Task details
Collect all lines below with the string "Well".

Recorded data

=======

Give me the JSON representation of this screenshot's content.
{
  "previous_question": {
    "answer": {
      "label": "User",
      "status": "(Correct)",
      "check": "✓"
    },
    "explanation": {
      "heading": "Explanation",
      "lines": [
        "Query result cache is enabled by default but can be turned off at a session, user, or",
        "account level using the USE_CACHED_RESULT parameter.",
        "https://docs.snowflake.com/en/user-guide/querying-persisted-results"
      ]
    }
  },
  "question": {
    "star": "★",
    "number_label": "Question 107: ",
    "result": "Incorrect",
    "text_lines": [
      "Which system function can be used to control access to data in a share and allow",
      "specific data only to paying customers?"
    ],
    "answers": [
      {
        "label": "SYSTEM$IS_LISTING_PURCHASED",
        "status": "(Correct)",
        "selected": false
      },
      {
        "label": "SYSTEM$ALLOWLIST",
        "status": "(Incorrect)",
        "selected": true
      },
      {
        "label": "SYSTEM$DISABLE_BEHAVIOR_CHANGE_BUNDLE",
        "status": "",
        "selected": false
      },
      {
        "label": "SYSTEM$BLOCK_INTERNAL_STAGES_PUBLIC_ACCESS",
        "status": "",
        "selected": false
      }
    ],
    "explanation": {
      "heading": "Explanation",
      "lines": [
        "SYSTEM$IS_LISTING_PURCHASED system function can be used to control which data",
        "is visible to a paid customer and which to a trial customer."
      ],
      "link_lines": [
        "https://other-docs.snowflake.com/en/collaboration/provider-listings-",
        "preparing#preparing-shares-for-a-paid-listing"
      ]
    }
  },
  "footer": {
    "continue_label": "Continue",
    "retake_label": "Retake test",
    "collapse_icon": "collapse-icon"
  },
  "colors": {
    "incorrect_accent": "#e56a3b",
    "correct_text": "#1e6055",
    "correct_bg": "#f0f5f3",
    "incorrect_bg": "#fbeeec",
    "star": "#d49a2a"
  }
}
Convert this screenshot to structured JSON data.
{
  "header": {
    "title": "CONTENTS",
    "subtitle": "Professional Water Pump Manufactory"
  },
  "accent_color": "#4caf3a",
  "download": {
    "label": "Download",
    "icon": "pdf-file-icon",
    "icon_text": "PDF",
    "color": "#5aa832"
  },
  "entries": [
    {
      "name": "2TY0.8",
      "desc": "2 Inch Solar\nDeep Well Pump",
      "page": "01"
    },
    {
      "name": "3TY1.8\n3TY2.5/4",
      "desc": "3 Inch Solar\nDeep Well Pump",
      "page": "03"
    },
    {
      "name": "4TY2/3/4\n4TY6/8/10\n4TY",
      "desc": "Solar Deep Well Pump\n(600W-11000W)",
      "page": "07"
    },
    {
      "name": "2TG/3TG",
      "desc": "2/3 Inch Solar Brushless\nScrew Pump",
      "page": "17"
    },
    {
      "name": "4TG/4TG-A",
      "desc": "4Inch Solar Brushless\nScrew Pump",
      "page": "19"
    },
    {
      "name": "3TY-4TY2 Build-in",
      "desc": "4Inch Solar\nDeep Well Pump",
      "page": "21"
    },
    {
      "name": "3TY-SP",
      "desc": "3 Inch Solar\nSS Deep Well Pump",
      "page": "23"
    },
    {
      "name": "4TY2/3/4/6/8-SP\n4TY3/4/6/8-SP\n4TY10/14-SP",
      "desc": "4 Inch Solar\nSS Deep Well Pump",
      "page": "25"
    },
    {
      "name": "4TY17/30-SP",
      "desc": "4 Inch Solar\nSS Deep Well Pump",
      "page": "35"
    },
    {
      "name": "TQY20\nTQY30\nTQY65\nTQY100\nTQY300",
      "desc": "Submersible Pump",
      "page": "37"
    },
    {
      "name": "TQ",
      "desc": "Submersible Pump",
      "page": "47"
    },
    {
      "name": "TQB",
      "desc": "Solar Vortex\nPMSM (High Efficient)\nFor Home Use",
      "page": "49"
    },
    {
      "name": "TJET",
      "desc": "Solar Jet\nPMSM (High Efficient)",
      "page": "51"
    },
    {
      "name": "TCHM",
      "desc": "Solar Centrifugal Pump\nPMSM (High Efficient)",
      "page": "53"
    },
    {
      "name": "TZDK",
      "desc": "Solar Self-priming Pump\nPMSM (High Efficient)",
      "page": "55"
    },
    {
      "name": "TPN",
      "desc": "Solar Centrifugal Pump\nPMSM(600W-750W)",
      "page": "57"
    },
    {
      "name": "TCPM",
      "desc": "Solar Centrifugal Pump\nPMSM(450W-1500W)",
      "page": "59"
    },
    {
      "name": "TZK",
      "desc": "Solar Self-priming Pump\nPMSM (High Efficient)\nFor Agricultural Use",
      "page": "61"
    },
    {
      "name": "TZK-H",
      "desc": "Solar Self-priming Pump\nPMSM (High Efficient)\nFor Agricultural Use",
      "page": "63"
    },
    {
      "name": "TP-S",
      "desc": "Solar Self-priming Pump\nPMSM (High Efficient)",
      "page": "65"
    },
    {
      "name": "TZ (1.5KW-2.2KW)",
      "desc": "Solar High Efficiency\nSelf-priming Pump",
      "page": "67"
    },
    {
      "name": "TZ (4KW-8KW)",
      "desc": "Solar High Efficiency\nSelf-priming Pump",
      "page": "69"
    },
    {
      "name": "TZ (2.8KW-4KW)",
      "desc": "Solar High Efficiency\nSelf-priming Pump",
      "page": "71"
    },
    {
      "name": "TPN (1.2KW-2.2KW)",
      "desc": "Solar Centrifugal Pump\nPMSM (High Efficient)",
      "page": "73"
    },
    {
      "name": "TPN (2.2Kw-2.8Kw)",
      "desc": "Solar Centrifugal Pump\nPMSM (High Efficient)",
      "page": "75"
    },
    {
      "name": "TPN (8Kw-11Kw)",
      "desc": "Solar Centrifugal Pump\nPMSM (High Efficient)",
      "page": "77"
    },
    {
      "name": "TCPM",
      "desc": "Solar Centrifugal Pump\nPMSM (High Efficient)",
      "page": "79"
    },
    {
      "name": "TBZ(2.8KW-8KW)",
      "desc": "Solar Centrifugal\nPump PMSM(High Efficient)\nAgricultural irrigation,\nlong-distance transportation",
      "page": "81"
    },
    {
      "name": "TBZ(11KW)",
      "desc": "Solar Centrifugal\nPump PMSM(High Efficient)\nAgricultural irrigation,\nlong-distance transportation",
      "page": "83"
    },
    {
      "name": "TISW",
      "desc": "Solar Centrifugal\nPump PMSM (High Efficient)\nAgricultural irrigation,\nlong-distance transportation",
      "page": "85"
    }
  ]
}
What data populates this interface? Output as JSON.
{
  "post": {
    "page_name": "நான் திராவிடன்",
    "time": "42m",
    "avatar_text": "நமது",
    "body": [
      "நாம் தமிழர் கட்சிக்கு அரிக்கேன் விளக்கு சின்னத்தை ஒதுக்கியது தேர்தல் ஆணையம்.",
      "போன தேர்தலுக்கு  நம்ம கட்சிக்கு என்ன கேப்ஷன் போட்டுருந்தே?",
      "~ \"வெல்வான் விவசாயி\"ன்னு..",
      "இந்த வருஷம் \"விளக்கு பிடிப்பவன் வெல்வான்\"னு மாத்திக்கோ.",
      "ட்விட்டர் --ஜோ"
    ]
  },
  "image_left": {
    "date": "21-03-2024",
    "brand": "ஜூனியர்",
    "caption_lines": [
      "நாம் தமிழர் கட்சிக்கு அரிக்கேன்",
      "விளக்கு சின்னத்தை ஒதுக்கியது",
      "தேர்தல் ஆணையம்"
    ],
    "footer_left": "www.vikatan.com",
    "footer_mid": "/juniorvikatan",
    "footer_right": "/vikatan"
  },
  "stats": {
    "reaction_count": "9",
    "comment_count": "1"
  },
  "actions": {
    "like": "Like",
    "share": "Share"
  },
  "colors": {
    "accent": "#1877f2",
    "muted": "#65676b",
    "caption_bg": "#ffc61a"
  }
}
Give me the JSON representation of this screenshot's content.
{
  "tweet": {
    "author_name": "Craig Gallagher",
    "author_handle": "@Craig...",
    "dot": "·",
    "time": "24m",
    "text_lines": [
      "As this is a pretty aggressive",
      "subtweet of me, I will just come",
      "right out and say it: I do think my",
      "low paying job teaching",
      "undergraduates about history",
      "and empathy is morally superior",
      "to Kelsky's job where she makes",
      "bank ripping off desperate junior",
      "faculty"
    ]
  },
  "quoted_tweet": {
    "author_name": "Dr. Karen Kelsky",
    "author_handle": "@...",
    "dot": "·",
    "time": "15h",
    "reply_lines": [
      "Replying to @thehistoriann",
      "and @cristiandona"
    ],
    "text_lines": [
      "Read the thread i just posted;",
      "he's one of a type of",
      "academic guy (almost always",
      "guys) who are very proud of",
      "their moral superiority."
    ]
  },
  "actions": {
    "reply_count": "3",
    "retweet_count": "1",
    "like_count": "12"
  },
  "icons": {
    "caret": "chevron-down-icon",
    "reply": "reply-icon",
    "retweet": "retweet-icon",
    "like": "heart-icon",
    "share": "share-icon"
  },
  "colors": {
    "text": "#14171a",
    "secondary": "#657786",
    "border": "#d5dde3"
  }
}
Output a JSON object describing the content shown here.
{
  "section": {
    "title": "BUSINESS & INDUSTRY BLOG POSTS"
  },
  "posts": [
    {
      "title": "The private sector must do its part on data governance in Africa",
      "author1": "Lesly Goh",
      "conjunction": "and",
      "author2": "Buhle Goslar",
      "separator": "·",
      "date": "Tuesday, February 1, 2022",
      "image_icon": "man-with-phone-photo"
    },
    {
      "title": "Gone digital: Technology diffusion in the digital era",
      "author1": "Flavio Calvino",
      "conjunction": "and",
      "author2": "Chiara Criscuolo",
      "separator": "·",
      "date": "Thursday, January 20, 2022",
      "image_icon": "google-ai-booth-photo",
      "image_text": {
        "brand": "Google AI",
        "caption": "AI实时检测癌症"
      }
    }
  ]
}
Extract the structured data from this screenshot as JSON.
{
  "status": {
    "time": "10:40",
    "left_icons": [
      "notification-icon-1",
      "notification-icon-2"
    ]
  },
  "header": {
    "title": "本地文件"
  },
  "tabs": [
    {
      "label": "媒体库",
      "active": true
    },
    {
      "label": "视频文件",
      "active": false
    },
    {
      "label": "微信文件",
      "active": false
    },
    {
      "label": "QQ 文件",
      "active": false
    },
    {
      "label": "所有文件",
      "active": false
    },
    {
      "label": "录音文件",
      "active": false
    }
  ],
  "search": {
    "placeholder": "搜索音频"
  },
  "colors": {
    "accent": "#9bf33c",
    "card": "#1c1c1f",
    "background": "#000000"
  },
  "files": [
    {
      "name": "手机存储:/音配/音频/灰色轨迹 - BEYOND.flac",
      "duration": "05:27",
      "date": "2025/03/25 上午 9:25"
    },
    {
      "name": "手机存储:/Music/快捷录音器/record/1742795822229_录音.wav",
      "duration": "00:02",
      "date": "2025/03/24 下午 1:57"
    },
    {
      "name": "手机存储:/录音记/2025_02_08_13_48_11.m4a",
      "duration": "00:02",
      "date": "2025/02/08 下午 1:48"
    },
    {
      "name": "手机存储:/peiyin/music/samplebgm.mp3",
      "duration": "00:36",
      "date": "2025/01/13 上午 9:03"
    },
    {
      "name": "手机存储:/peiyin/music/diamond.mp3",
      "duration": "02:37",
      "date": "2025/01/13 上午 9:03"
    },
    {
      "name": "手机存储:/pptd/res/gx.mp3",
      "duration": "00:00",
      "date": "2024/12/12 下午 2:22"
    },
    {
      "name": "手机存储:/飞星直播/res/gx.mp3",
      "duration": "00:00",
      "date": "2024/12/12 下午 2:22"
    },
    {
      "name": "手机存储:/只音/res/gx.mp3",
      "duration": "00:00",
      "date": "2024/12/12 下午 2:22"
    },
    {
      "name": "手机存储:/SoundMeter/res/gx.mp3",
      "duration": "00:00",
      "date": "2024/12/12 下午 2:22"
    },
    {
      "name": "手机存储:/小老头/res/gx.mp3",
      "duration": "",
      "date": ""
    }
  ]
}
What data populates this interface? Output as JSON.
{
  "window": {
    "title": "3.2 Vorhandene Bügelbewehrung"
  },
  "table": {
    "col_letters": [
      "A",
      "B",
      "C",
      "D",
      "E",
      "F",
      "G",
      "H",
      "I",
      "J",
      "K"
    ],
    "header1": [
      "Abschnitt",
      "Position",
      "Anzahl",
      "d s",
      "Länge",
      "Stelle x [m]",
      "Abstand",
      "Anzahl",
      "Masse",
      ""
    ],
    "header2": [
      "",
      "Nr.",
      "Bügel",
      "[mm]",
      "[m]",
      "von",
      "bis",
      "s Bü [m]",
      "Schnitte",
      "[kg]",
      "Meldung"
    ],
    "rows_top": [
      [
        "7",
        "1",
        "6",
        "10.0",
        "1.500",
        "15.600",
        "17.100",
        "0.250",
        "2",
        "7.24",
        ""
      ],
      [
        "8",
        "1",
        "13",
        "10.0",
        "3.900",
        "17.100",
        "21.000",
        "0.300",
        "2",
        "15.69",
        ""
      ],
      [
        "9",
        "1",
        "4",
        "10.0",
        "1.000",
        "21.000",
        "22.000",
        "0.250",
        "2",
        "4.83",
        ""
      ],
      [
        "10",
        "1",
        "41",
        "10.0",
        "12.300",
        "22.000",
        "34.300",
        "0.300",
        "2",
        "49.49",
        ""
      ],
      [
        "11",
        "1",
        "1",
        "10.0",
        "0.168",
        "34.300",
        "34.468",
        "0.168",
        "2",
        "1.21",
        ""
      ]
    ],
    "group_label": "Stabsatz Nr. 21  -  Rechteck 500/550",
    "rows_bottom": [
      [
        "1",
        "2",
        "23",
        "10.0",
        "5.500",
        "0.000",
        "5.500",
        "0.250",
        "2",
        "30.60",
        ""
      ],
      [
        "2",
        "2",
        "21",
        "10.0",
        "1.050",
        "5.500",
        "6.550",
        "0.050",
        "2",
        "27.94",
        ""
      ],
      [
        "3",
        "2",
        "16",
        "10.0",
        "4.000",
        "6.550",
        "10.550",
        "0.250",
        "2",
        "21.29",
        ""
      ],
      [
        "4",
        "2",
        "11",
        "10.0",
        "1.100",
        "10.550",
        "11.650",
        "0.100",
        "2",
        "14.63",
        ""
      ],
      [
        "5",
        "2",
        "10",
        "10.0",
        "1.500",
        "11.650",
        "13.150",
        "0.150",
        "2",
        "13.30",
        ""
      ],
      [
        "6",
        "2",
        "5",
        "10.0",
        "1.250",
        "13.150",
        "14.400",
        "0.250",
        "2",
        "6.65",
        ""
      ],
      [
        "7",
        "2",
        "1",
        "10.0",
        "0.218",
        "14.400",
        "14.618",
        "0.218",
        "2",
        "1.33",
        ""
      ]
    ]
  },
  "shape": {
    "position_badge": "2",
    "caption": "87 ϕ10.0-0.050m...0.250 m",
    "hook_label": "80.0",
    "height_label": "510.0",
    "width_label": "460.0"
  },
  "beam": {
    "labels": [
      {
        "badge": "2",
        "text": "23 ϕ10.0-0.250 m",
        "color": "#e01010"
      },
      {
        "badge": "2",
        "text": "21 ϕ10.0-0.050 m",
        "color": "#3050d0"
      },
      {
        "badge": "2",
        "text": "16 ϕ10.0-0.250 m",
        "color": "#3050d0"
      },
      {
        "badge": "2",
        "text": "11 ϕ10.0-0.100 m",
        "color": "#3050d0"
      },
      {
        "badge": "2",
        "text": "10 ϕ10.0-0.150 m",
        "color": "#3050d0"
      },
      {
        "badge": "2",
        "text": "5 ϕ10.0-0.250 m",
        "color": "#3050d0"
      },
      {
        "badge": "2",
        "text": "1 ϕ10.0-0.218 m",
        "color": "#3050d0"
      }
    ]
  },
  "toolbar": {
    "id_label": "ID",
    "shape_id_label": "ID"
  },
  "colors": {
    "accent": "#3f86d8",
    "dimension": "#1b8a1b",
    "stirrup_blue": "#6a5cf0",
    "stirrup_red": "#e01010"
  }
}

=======

Exercise solution
      "desc": "2 Inch Solar\nDeep Well Pump",
      "desc": "3 Inch Solar\nDeep Well Pump",
      "desc": "Solar Deep Well Pump\n(600W-11000W)",
      "desc": "4Inch Solar\nDeep Well Pump",
      "desc": "3 Inch Solar\nSS Deep Well Pump",
      "desc": "4 Inch Solar\nSS Deep Well Pump",
      "desc": "4 Inch Solar\nSS Deep Well Pump",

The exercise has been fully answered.